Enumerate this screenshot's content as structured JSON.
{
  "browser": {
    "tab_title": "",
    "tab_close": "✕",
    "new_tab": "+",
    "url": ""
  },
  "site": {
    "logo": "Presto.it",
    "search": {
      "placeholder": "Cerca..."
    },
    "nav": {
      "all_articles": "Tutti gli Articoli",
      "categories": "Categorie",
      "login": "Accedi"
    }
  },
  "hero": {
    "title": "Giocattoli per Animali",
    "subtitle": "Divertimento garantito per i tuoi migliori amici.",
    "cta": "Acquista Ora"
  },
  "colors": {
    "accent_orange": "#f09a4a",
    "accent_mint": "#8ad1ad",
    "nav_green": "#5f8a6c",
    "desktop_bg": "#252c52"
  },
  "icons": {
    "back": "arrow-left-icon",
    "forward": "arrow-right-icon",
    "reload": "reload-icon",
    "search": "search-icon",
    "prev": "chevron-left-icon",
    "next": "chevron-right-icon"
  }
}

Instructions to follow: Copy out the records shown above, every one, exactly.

Answer section:
Enumerate this screenshot's content as structured JSON.
{
  "browser": {
    "tab_title": "",
    "tab_close": "✕",
    "new_tab": "+",
    "url": ""
  },
  "site": {
    "logo": "Presto.it",
    "search": {
      "placeholder": "Cerca..."
    },
    "nav": {
      "all_articles": "Tutti gli Articoli",
      "categories": "Categorie",
      "login": "Accedi"
    }
  },
  "hero": {
    "title": "Giocattoli per Animali",
    "subtitle": "Divertimento garantito per i tuoi migliori amici.",
    "cta": "Acquista Ora"
  },
  "colors": {
    "accent_orange": "#f09a4a",
    "accent_mint": "#8ad1ad",
    "nav_green": "#5f8a6c",
    "desktop_bg": "#252c52"
  },
  "icons": {
    "back": "arrow-left-icon",
    "forward": "arrow-right-icon",
    "reload": "reload-icon",
    "search": "search-icon",
    "prev": "chevron-left-icon",
    "next": "chevron-right-icon"
  }
}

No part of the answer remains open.